By Mark T. Wilhelm & Madison Fitzgerald. Full Text.
A recent study that analyzed more than 2,100 private-target acquisitions found that 65% of those transactions were structured with a separate signing and closing. While the number of days between signing and closing inevitably varies on a deal-by-deal basis, a prolonged executory period only intensifies concerns that the deal may never cross the finish line and allows for events that were unanticipated and are undesired by the parties to that transaction to occur. One such mechanism parties use to address these issues is to grant a release, which can be incorporated into definitive transaction documentation to give both the buyer and the seller peace of mind. However, it is not entirely clear that the customary method of drafting releases truly serves as a catch-all prohibition on all claims, as two Delaware opinions have notably come to the conclusion that a release does not cover future claims.
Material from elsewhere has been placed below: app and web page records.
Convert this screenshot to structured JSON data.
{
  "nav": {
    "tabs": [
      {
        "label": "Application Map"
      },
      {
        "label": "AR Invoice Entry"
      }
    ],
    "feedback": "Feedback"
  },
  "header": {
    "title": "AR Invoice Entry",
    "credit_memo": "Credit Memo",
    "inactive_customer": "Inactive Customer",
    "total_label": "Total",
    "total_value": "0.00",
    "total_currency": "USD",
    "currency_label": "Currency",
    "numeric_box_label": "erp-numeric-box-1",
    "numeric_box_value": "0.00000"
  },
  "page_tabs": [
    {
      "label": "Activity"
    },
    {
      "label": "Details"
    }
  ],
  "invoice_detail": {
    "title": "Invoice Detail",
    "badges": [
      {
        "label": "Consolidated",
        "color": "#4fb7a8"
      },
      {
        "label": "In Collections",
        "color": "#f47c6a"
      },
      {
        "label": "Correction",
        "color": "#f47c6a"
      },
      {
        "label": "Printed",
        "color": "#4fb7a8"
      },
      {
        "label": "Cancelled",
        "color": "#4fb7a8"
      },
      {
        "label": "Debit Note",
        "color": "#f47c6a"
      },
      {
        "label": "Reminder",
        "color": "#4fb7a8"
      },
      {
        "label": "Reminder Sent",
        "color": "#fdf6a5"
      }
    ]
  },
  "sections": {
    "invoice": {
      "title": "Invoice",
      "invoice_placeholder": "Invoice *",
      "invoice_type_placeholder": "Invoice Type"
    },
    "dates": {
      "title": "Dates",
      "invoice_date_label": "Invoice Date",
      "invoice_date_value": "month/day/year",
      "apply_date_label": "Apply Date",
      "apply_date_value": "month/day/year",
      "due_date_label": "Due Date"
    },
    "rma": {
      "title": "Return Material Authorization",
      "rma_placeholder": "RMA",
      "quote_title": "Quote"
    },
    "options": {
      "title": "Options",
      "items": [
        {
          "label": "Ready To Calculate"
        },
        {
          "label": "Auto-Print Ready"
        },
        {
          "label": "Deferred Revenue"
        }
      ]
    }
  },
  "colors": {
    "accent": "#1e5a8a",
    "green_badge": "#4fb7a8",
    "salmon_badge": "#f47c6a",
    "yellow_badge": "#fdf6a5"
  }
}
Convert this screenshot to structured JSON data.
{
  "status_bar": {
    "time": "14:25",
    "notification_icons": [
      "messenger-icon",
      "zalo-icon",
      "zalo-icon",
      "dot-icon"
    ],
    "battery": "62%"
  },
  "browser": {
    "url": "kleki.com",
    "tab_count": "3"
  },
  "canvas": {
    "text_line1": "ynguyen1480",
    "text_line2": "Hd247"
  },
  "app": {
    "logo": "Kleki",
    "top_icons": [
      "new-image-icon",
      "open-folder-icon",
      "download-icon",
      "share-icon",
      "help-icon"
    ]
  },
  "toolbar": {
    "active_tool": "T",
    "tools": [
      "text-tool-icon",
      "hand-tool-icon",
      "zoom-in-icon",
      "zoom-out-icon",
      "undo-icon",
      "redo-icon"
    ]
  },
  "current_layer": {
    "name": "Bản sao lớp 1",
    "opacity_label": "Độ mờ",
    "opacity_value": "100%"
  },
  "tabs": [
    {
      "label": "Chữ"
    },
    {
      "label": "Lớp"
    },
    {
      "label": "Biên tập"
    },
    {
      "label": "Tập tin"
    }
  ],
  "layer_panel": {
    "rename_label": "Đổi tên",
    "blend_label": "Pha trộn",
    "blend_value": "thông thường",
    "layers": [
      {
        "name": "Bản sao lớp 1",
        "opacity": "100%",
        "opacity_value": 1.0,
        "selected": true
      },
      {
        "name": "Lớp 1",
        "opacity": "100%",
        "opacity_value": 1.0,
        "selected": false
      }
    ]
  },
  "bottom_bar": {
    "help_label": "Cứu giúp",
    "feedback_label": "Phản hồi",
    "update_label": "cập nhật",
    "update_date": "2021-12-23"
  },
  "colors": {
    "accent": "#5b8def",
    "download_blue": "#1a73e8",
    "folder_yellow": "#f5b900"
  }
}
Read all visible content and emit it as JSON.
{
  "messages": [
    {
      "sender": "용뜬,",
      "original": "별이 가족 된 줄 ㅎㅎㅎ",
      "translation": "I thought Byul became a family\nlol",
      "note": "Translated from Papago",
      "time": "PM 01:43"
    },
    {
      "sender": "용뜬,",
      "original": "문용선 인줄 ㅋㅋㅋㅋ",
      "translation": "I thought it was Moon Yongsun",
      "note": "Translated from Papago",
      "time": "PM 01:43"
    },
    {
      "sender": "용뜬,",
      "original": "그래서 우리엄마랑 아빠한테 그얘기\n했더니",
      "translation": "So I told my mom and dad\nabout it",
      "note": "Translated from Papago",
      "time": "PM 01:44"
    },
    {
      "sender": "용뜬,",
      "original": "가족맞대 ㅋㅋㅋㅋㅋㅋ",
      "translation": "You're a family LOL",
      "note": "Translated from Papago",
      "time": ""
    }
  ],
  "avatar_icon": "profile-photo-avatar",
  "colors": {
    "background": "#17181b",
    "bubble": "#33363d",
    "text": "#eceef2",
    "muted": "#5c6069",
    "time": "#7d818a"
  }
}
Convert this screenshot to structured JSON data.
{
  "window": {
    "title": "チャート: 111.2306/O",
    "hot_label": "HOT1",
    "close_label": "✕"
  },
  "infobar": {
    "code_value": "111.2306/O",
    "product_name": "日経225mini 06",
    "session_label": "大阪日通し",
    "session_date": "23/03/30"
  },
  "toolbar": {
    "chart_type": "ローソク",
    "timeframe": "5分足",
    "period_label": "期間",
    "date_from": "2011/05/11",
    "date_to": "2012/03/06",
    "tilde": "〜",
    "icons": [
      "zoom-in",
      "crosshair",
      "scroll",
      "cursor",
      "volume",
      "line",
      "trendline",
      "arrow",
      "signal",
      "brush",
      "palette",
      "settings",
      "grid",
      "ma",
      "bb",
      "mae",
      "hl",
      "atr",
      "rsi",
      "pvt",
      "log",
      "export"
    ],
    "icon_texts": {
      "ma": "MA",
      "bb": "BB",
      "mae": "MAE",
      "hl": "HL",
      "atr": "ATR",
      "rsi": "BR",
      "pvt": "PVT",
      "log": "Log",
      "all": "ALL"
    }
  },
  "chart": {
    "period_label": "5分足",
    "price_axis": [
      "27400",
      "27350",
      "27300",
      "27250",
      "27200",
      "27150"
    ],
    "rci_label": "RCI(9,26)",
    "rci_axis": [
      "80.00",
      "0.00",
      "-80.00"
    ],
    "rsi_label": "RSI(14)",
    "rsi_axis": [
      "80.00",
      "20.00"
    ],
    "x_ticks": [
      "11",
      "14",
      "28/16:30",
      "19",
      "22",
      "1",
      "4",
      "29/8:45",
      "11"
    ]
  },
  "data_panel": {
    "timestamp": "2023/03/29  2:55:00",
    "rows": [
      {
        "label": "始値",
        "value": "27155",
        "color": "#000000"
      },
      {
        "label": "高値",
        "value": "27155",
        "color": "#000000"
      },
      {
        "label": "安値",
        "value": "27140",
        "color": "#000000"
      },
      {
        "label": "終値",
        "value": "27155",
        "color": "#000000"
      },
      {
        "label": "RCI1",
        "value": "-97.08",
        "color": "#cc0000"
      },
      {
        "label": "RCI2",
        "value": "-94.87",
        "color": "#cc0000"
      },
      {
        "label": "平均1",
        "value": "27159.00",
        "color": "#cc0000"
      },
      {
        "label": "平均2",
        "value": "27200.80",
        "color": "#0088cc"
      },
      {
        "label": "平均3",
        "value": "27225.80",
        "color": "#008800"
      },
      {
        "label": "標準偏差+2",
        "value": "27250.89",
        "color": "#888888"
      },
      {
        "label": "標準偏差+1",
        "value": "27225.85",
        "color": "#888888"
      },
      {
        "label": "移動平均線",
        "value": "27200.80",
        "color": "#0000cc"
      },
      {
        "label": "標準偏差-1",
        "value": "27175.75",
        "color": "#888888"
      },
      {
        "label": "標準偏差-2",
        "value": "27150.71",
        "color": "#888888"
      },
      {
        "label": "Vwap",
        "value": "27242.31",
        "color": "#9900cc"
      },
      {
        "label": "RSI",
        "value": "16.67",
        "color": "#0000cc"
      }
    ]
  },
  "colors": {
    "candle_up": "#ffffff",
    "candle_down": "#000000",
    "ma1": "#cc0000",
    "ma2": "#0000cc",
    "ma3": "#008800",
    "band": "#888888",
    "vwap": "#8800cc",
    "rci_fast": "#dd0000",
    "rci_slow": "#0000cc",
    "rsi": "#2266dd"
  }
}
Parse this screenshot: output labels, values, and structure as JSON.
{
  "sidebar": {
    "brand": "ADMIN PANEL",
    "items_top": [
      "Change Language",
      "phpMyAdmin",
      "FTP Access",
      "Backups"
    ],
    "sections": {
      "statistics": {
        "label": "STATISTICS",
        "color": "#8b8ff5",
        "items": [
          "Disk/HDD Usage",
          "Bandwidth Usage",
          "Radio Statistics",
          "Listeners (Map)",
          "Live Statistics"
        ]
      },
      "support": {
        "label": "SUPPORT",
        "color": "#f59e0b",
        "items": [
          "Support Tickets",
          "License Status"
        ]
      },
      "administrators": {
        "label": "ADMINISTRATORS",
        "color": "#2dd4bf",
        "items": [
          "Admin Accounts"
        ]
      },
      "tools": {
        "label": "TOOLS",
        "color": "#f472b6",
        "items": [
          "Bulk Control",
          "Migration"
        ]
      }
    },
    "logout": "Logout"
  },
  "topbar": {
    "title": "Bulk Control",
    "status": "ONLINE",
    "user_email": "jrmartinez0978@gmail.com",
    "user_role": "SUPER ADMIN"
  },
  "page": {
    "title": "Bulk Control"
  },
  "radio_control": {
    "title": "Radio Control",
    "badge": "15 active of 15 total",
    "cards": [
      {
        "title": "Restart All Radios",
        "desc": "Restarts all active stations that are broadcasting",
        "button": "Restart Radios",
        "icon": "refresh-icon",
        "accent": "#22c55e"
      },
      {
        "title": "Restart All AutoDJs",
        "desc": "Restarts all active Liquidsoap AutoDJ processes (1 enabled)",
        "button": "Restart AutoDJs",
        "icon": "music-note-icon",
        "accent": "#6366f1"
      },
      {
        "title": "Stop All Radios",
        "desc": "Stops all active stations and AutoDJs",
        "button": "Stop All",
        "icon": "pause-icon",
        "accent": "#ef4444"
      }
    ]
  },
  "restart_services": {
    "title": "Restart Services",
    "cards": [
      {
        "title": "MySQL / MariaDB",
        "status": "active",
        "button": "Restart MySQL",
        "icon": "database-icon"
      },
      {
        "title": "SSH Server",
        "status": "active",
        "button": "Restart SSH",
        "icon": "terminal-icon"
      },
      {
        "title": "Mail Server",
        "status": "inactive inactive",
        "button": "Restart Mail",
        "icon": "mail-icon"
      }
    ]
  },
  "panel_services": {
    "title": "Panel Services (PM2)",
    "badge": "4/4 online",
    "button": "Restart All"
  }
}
Examining specific examples in New York and Delaware law, this article examines the use of customary releases in purchase agreements and explains how practitioners are, generally speaking, using them incorrectly and in a way that makes them unenforceable. The essay then suggests that a more conservative approach can and should be implemented to ensure that clients are sufficiently protected in connection with M&A transactions.